■ **ACTION ITEM**
Report how many lines below include the string "河北考区". Please keep the reply to that number.

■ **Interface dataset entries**

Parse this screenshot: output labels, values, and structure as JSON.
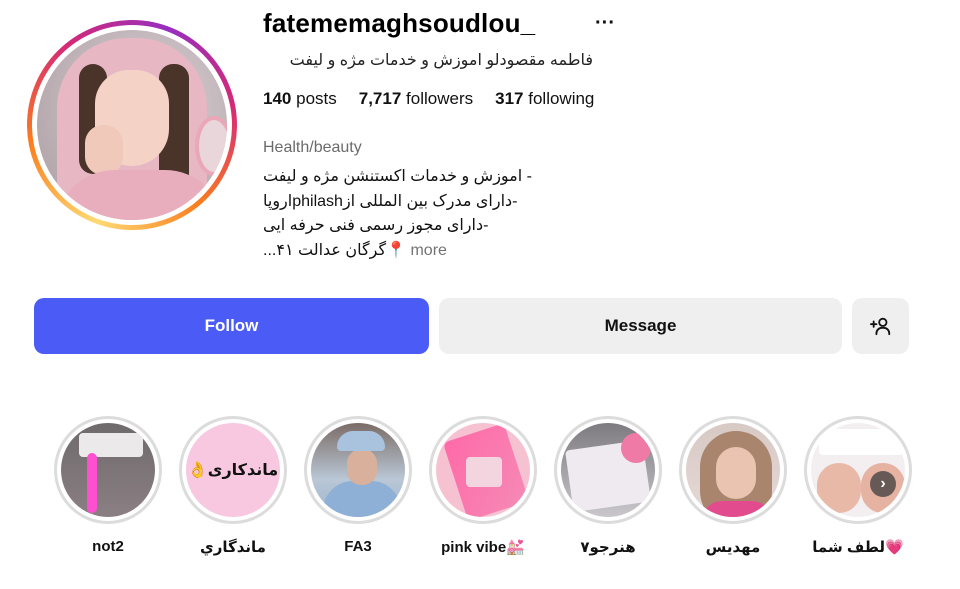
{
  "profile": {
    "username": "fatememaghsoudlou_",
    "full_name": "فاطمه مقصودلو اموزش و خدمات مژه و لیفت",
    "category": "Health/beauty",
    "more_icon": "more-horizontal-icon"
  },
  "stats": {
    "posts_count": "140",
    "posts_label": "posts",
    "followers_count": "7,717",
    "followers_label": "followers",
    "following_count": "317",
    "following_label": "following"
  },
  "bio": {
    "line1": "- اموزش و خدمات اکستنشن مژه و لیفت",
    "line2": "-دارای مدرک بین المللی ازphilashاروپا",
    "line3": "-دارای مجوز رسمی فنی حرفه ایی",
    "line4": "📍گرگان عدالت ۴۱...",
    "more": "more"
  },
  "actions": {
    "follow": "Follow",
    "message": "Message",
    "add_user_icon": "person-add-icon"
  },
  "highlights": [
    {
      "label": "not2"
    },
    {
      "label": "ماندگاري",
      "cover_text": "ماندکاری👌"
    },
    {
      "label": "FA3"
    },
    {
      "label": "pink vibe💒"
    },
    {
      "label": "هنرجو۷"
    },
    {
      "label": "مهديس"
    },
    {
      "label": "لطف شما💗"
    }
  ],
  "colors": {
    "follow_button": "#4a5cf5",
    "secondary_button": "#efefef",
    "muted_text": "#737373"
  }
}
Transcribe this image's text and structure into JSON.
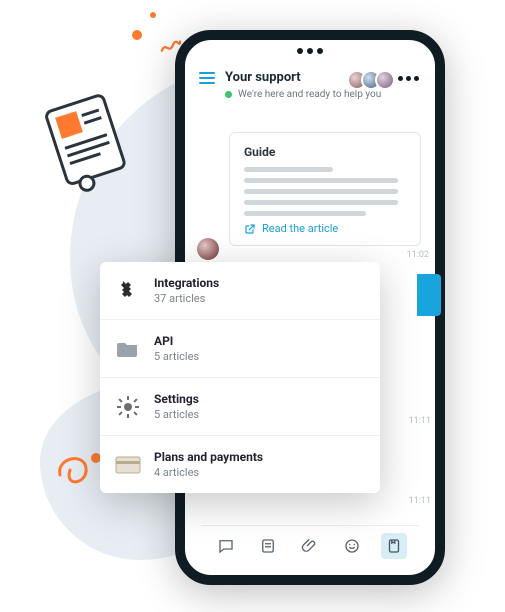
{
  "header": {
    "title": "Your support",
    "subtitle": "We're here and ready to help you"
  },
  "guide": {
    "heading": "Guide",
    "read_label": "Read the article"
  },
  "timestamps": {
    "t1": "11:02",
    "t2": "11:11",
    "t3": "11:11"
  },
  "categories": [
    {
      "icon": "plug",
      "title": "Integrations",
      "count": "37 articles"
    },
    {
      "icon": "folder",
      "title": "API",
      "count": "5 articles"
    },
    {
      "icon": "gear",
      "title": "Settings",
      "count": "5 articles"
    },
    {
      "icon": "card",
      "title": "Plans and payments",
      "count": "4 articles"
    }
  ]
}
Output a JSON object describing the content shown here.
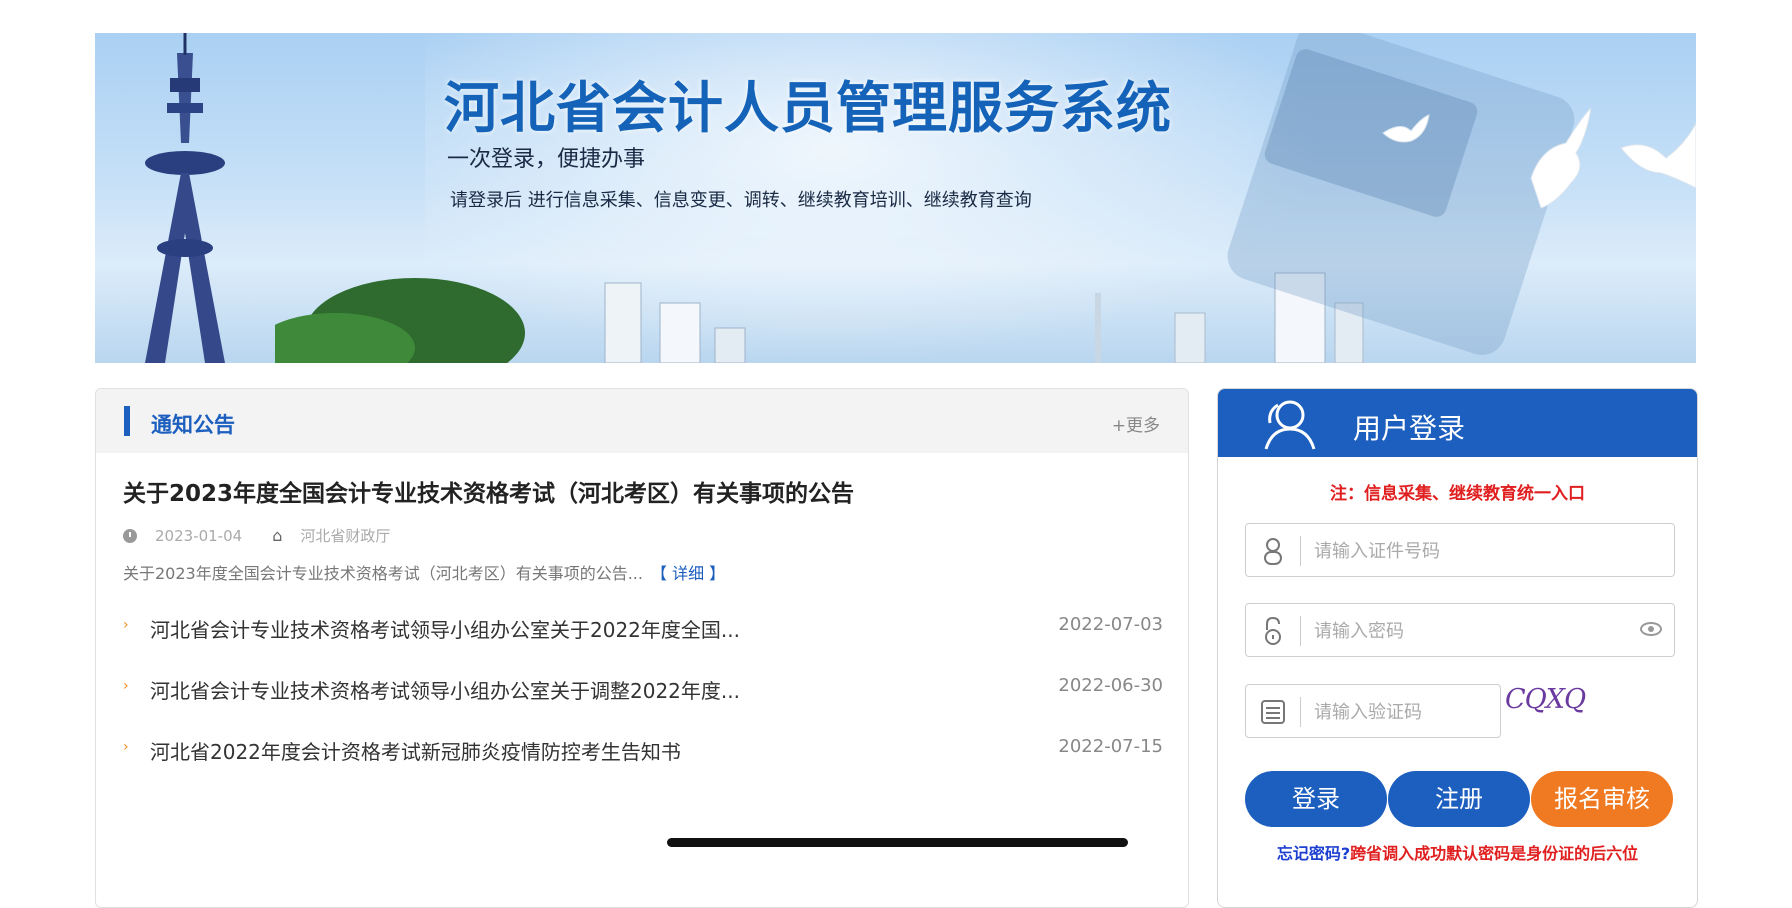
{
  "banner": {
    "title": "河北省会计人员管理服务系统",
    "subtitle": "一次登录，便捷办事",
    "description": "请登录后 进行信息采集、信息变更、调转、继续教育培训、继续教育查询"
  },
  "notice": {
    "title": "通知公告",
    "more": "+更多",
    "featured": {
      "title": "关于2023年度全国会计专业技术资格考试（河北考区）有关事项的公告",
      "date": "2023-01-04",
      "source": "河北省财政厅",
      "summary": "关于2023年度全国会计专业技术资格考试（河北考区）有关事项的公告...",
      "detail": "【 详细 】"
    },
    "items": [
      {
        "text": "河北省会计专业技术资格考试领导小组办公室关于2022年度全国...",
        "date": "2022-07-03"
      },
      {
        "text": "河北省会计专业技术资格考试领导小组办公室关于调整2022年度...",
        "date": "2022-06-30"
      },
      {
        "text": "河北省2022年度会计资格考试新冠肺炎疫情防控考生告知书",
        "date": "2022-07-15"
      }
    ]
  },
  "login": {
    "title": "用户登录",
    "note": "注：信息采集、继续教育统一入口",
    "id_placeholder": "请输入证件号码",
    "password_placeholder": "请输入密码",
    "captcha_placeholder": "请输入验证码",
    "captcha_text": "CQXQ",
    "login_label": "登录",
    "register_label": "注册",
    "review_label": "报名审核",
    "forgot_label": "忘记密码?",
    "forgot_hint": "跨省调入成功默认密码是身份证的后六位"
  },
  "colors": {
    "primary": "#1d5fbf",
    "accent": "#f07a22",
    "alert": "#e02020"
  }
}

■ **TASK RESPONSE**
2